I was first introduced to Youthline when my cousin, an experienced helpline counsellor, mentioned it to me as someone interested in and studying psychology. I was already interested in doing more volunteer work, so Youthline appealed to both my personal interest and my desire to help others.

My current volunteer role at Youthline is as a mentor where I provide support and feedback for trainees on the helpline. Specifically, my support involves being available to trainees for suggestions during a call, and me checking-in with a trainee after calls or when they may feel a bit off.

Be it struggles with depression or stress about leaving school, I find it highly rewarding to be able to recognise and cater to the needs of an individual. I know that the vast majority of those who reach out to us are, at the moment when they reach out, in great need of and relying on us to support them. I maintain a regular presence on the helpline because I am aware that without such investment from the volunteers, such a service could not be sustained. With New Zealand’s youth suicide rates being among the highest in the OECD, combined with there being too few volunteer counsellors for Youthline to constantly cover the helpline, my personal impact and the need for it is high.

My present volunteering is the culmination of two and a half years of experience with Youthline which has provided me with an array of new interpersonal skills, a warmer disposition, a greater understanding and experience with mental health, and a supportive community. Fundamentally, volunteering with Youthline has offered me a strong sense of fulfilment from providing an essential and neglected service to many who need it.

Mac Jordan

Interactive Volunteer Stories Map

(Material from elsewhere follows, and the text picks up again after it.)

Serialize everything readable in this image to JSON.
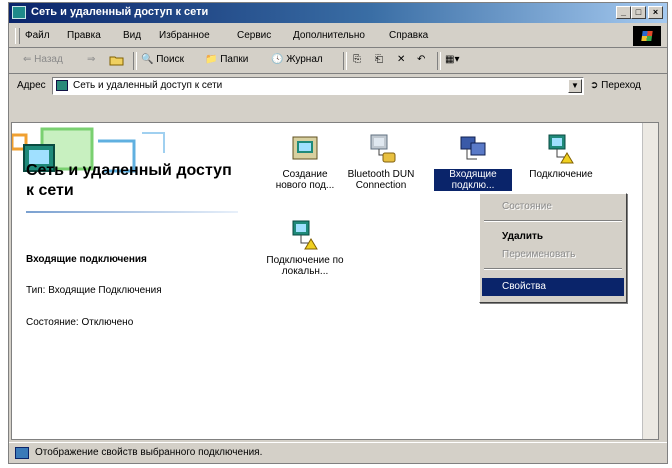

This story was shared as part of our interactive map of volunteer stories from across Aotearoa, which we launched during #NVW2019. This map is filled with stories from volunteers throughout Aotearoa, New Zealand. This map celebrates the contribution of volunteers in their communities throughout Aotearoa. It aims to inspire people to engage in volunteering, Mahi Aroha and social action and to realise the benefits of weaving their communities together through their actions.